On the principle of the propriety of vesting this power in the executive department, it would seem that the whole power of making treaties ought to be left to the President, who, being elected by the people of the United States at large, will have their general interest at heart. But that jealousy of executive power which has shown itself so strongly in all the American governments, would not admit this improvement.
Interest, sir, has a most powerful influence over the human mind, and is the basis on which all the transactions of mankind are built. It was mentioned before that the extreme jealousy of the little states, and between the commercial states and the non-importing states, produced the necessity of giving an equality of suffrage to the Senate. The same causes made it indispensable to give to the senators, as representatives of states, the power of making, or rather ratifying, treaties.1

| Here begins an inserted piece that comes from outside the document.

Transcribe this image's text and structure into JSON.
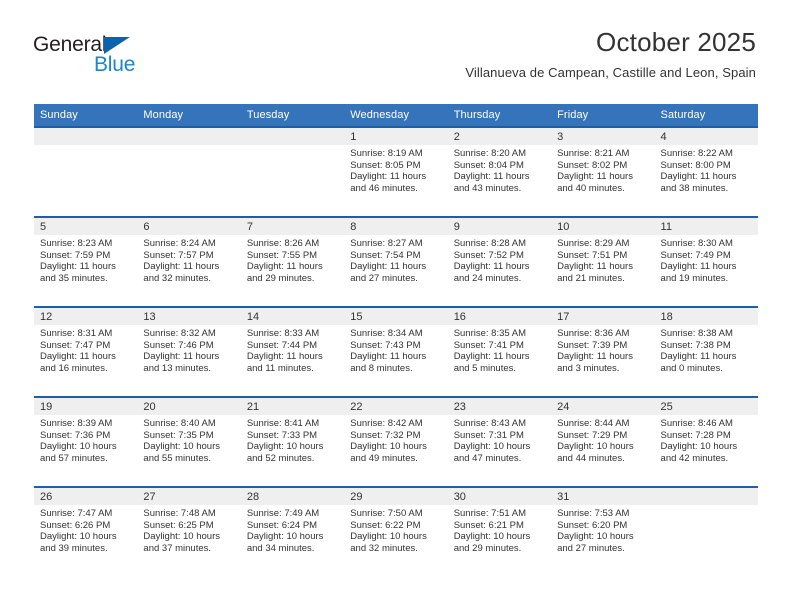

Although it militates against every idea of just proportion that the little state of Rhode Island should have the same suffrage with Virginia, or the great commonwealth of Massachusetts, yet the small states would not consent to confederate without an equal voice in the formation of treaties. Without the equality, they apprehended that their interest would be neglected or sacrificed in negotiations. This difficulty could not be got over. It arose from the unalterable nature of things. Every man was convinced of the inflexibility of the little states in this point. It therefore became necessary to give them an absolute equality in making treaties.